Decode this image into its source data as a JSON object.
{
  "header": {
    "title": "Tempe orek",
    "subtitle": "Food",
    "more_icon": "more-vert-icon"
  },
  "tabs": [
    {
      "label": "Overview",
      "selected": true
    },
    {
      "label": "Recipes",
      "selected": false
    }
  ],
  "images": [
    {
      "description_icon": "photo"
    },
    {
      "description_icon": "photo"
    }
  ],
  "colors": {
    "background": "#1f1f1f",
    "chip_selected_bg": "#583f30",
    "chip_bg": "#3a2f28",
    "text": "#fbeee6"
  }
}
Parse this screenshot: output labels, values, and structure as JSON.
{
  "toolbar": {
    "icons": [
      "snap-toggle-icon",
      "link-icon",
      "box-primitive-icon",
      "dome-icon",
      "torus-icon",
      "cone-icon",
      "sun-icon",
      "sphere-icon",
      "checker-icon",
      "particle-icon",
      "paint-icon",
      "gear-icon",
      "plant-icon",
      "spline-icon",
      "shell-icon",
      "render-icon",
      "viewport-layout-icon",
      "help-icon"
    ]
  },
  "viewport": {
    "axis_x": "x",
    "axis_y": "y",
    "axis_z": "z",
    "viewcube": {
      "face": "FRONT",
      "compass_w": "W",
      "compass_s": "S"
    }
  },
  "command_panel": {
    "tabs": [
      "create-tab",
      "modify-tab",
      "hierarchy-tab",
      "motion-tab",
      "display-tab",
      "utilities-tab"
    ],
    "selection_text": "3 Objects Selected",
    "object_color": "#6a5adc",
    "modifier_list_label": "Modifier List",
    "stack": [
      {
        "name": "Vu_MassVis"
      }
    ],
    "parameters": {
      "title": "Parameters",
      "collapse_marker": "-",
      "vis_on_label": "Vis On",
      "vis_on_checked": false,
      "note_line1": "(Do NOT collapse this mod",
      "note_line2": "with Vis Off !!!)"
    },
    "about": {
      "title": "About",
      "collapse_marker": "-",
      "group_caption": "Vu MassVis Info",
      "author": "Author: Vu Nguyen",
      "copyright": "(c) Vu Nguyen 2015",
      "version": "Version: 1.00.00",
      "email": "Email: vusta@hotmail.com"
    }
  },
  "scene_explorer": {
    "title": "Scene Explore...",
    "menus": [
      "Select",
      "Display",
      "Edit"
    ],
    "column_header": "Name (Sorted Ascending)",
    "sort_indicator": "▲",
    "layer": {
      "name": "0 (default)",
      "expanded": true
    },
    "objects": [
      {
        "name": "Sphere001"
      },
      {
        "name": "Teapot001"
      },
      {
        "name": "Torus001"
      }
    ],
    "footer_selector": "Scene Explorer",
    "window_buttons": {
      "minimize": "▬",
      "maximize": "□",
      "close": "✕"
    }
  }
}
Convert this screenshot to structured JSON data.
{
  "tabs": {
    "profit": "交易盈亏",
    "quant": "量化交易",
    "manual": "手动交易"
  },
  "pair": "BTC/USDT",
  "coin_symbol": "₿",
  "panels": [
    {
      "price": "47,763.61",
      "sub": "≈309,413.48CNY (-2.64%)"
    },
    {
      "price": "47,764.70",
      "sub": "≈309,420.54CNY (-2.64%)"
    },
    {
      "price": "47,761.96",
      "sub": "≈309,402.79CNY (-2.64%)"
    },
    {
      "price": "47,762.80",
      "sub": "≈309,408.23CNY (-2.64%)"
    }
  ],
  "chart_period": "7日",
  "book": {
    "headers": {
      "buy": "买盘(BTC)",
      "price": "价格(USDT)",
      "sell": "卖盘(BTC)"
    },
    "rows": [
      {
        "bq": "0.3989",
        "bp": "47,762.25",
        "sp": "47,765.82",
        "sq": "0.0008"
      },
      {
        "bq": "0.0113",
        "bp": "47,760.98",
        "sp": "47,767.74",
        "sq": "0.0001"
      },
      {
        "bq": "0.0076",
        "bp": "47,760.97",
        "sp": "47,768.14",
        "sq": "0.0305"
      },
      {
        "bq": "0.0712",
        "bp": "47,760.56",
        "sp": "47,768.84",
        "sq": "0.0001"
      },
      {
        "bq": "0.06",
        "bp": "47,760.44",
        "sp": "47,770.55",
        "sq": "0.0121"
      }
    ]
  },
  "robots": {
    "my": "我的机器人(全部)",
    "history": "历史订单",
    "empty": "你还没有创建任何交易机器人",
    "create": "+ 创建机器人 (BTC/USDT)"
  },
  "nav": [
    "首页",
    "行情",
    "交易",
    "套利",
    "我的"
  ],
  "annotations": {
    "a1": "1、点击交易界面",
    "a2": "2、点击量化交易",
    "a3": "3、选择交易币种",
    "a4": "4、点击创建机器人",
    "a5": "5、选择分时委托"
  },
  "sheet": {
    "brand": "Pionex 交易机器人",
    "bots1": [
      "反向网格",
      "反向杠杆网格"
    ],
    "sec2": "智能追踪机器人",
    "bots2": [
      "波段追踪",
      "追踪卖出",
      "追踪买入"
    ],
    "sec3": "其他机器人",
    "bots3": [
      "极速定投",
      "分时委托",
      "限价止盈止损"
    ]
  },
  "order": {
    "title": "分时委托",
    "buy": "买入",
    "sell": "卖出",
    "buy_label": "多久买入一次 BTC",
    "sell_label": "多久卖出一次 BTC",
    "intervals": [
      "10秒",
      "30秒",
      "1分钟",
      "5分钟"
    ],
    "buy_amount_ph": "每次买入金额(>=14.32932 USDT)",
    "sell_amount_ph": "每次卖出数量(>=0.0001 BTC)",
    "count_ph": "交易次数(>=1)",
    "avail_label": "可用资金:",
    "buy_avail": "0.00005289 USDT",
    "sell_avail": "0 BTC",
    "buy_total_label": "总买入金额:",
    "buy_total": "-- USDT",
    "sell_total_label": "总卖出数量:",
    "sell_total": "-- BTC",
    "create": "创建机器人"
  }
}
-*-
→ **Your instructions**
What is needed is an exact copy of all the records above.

→ **Solution to this exercise**
Decode this image into its source data as a JSON object.
{
  "header": {
    "title": "Tempe orek",
    "subtitle": "Food",
    "more_icon": "more-vert-icon"
  },
  "tabs": [
    {
      "label": "Overview",
      "selected": true
    },
    {
      "label": "Recipes",
      "selected": false
    }
  ],
  "images": [
    {
      "description_icon": "photo"
    },
    {
      "description_icon": "photo"
    }
  ],
  "colors": {
    "background": "#1f1f1f",
    "chip_selected_bg": "#583f30",
    "chip_bg": "#3a2f28",
    "text": "#fbeee6"
  }
}
Parse this screenshot: output labels, values, and structure as JSON.
{
  "toolbar": {
    "icons": [
      "snap-toggle-icon",
      "link-icon",
      "box-primitive-icon",
      "dome-icon",
      "torus-icon",
      "cone-icon",
      "sun-icon",
      "sphere-icon",
      "checker-icon",
      "particle-icon",
      "paint-icon",
      "gear-icon",
      "plant-icon",
      "spline-icon",
      "shell-icon",
      "render-icon",
      "viewport-layout-icon",
      "help-icon"
    ]
  },
  "viewport": {
    "axis_x": "x",
    "axis_y": "y",
    "axis_z": "z",
    "viewcube": {
      "face": "FRONT",
      "compass_w": "W",
      "compass_s": "S"
    }
  },
  "command_panel": {
    "tabs": [
      "create-tab",
      "modify-tab",
      "hierarchy-tab",
      "motion-tab",
      "display-tab",
      "utilities-tab"
    ],
    "selection_text": "3 Objects Selected",
    "object_color": "#6a5adc",
    "modifier_list_label": "Modifier List",
    "stack": [
      {
        "name": "Vu_MassVis"
      }
    ],
    "parameters": {
      "title": "Parameters",
      "collapse_marker": "-",
      "vis_on_label": "Vis On",
      "vis_on_checked": false,
      "note_line1": "(Do NOT collapse this mod",
      "note_line2": "with Vis Off !!!)"
    },
    "about": {
      "title": "About",
      "collapse_marker": "-",
      "group_caption": "Vu MassVis Info",
      "author": "Author: Vu Nguyen",
      "copyright": "(c) Vu Nguyen 2015",
      "version": "Version: 1.00.00",
      "email": "Email: vusta@hotmail.com"
    }
  },
  "scene_explorer": {
    "title": "Scene Explore...",
    "menus": [
      "Select",
      "Display",
      "Edit"
    ],
    "column_header": "Name (Sorted Ascending)",
    "sort_indicator": "▲",
    "layer": {
      "name": "0 (default)",
      "expanded": true
    },
    "objects": [
      {
        "name": "Sphere001"
      },
      {
        "name": "Teapot001"
      },
      {
        "name": "Torus001"
      }
    ],
    "footer_selector": "Scene Explorer",
    "window_buttons": {
      "minimize": "▬",
      "maximize": "□",
      "close": "✕"
    }
  }
}
Convert this screenshot to structured JSON data.
{
  "tabs": {
    "profit": "交易盈亏",
    "quant": "量化交易",
    "manual": "手动交易"
  },
  "pair": "BTC/USDT",
  "coin_symbol": "₿",
  "panels": [
    {
      "price": "47,763.61",
      "sub": "≈309,413.48CNY (-2.64%)"
    },
    {
      "price": "47,764.70",
      "sub": "≈309,420.54CNY (-2.64%)"
    },
    {
      "price": "47,761.96",
      "sub": "≈309,402.79CNY (-2.64%)"
    },
    {
      "price": "47,762.80",
      "sub": "≈309,408.23CNY (-2.64%)"
    }
  ],
  "chart_period": "7日",
  "book": {
    "headers": {
      "buy": "买盘(BTC)",
      "price": "价格(USDT)",
      "sell": "卖盘(BTC)"
    },
    "rows": [
      {
        "bq": "0.3989",
        "bp": "47,762.25",
        "sp": "47,765.82",
        "sq": "0.0008"
      },
      {
        "bq": "0.0113",
        "bp": "47,760.98",
        "sp": "47,767.74",
        "sq": "0.0001"
      },
      {
        "bq": "0.0076",
        "bp": "47,760.97",
        "sp": "47,768.14",
        "sq": "0.0305"
      },
      {
        "bq": "0.0712",
        "bp": "47,760.56",
        "sp": "47,768.84",
        "sq": "0.0001"
      },
      {
        "bq": "0.06",
        "bp": "47,760.44",
        "sp": "47,770.55",
        "sq": "0.0121"
      }
    ]
  },
  "robots": {
    "my": "我的机器人(全部)",
    "history": "历史订单",
    "empty": "你还没有创建任何交易机器人",
    "create": "+ 创建机器人 (BTC/USDT)"
  },
  "nav": [
    "首页",
    "行情",
    "交易",
    "套利",
    "我的"
  ],
  "annotations": {
    "a1": "1、点击交易界面",
    "a2": "2、点击量化交易",
    "a3": "3、选择交易币种",
    "a4": "4、点击创建机器人",
    "a5": "5、选择分时委托"
  },
  "sheet": {
    "brand": "Pionex 交易机器人",
    "bots1": [
      "反向网格",
      "反向杠杆网格"
    ],
    "sec2": "智能追踪机器人",
    "bots2": [
      "波段追踪",
      "追踪卖出",
      "追踪买入"
    ],
    "sec3": "其他机器人",
    "bots3": [
      "极速定投",
      "分时委托",
      "限价止盈止损"
    ]
  },
  "order": {
    "title": "分时委托",
    "buy": "买入",
    "sell": "卖出",
    "buy_label": "多久买入一次 BTC",
    "sell_label": "多久卖出一次 BTC",
    "intervals": [
      "10秒",
      "30秒",
      "1分钟",
      "5分钟"
    ],
    "buy_amount_ph": "每次买入金额(>=14.32932 USDT)",
    "sell_amount_ph": "每次卖出数量(>=0.0001 BTC)",
    "count_ph": "交易次数(>=1)",
    "avail_label": "可用资金:",
    "buy_avail": "0.00005289 USDT",
    "sell_avail": "0 BTC",
    "buy_total_label": "总买入金额:",
    "buy_total": "-- USDT",
    "sell_total_label": "总卖出数量:",
    "sell_total": "-- BTC",
    "create": "创建机器人"
  }
}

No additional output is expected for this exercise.